In a book of many favourites, standouts such as The Queen of Spain, Choose Any Angle You Like She said, Mementos, and Violets cast before we come, truly shone. In truth, you could open at any page and feel yourself unravel before such well-penned and expressive poetry.
Recommended to all, although I dare say the book’s intended audience shall feel the words most profoundly. If you read any poetry this year, read this.
To say that SMITTEN This Is What Love Looks Like; Poetry by Women for Women touched me on a level that very few books have been able to reach, would not only be an understatement, but a massive disservice to the writers, editors, and publishers of this book.
From the cover design and the foreword, and my god, the opening poem ‘Lesbian’ by Avital Abraham, I was enraptured. How could one not be with words penned as exquisitely as this:
Lesbian is a monster.

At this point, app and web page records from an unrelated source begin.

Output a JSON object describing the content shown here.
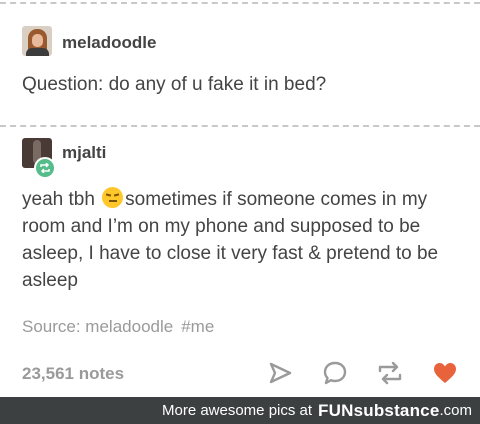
{
  "post": {
    "author": "meladoodle",
    "text": "Question: do any of u fake it in bed?"
  },
  "reblog": {
    "author": "mjalti",
    "text_before_emoji": "yeah tbh ",
    "emoji": "unamused-face-emoji",
    "text_after_emoji": "sometimes if someone comes in my room and I’m on my phone and supposed to be asleep, I have to close it very fast & pretend to be asleep"
  },
  "source": {
    "label": "Source: meladoodle",
    "tag": "#me"
  },
  "footer_actions": {
    "notes": "23,561 notes",
    "icons": [
      "share-icon",
      "reply-icon",
      "reblog-icon",
      "heart-icon"
    ],
    "heart_color": "#e8633c",
    "icon_color": "#9a9a9a"
  },
  "watermark": {
    "prefix": "More awesome pics at",
    "brand": "FUNsubstance",
    "suffix": ".com"
  },
  "colors": {
    "reblog_badge": "#56bc8a",
    "footer_bg": "#3c4041"
  }
}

Am I the monster?
do I want that word to feel delicious.
And delicious is exactly what this book is. It’s delicious in its pain, delicious in its suffering, delicious in its acceptance and unapologetic love. The writers in this book have no doubt all faced their share, and then some, of feeling less than, being told they are less than, living as less than, all because of who they love.
For far too long any expression of love by women for women has been chalked up to either lukewarm hypocritical acceptance (it’s okay to be gay, but I hope you aren’t) or nothing more than erotic urges to be played out in most men’s fantasies, but SMITTEN smashes the hell out of those twisted views, and it does so with absolute stunning precision.

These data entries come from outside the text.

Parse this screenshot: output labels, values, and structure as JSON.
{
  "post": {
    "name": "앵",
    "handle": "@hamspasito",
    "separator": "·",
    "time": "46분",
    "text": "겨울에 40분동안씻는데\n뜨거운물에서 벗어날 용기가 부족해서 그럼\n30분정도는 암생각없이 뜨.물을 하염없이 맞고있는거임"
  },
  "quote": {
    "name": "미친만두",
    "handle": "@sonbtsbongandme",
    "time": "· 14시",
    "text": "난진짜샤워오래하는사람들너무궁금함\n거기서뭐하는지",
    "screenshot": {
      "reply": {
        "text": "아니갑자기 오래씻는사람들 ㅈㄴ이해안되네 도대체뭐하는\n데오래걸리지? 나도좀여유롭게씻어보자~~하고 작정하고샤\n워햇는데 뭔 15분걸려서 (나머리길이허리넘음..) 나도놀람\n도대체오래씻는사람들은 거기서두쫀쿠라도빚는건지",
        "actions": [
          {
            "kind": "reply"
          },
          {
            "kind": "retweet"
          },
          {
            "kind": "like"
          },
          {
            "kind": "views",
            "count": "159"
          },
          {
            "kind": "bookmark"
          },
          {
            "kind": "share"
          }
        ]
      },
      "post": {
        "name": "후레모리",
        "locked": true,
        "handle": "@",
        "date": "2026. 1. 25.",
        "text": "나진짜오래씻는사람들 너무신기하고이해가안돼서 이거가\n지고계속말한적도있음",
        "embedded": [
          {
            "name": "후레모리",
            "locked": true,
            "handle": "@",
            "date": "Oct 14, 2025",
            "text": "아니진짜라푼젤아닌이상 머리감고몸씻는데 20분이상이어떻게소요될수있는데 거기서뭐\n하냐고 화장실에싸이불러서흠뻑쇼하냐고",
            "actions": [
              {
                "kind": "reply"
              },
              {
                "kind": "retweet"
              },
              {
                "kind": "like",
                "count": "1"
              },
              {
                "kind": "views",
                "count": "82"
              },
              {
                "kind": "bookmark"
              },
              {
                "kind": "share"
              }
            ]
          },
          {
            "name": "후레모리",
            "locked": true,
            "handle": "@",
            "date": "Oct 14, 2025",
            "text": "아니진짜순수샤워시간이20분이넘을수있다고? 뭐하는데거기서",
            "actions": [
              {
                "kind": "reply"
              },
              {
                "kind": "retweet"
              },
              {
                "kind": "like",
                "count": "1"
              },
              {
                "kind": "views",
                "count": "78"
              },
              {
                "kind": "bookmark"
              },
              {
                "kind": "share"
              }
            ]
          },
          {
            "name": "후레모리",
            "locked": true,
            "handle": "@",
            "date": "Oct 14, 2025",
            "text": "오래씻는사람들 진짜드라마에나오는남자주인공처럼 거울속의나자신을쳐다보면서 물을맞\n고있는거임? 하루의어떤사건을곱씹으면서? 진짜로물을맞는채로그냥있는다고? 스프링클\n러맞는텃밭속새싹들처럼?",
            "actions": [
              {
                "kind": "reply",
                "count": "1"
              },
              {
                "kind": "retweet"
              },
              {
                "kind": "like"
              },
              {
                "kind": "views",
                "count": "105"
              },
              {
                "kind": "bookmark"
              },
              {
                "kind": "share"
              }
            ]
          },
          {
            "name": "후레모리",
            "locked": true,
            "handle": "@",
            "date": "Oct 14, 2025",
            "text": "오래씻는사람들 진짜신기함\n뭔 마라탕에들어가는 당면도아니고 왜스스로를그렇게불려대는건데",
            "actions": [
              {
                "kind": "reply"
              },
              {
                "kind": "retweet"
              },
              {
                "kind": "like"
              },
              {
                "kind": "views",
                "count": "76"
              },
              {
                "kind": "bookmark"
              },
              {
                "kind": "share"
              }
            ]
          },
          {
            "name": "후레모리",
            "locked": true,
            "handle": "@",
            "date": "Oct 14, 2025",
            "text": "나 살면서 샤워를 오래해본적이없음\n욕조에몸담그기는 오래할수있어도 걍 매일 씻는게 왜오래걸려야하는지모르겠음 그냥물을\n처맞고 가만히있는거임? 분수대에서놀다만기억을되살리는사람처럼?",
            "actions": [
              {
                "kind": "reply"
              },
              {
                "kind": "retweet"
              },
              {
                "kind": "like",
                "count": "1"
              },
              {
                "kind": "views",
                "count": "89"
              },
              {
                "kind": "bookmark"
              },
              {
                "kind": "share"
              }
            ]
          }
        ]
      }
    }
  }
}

Like that bell
That got Pavlov’s dog to salivate
I rise to an intensity of longing
in the presence of a tall, sexual
Butch pristinely starched
pledged to sisterly friendship
she says, not the sort of wild
sunrise I ardently desire, still.
Henri Bensussen – from This Splendid Sunrise
SMITTEN is the book I will give to my daughters, not only to appreciate and cultivate their ever-growing love of literature, but to take a walk inside the mind of many someones who loves just as fiercely as they do, even if on the outside, that love looks different, or remarkably the same, as theirs.
SMITTEN is something to behold. The lines, the breaks, the breaths a reader takes between are both sharp and soothing. This book is bursting with the kind of breathtaking poetry and prose that knows no gender, no sexual orientation, no colour or country, only the collective sighs of literature lovers from all walks of life.
Whether you identify as a proud member of the LGBTQ2 community, an ally within, or someone not entirely certain where you stand on love, SMITTEN is a book you simply must read. Whether you’re looking for acceptance, understanding, something to change your mind, SMITTEN is by far the book to do al of it.
But of course, if you’re just looking for really good poetry, well then I have high hopes for SMITTEN and every writer cradled within its pages.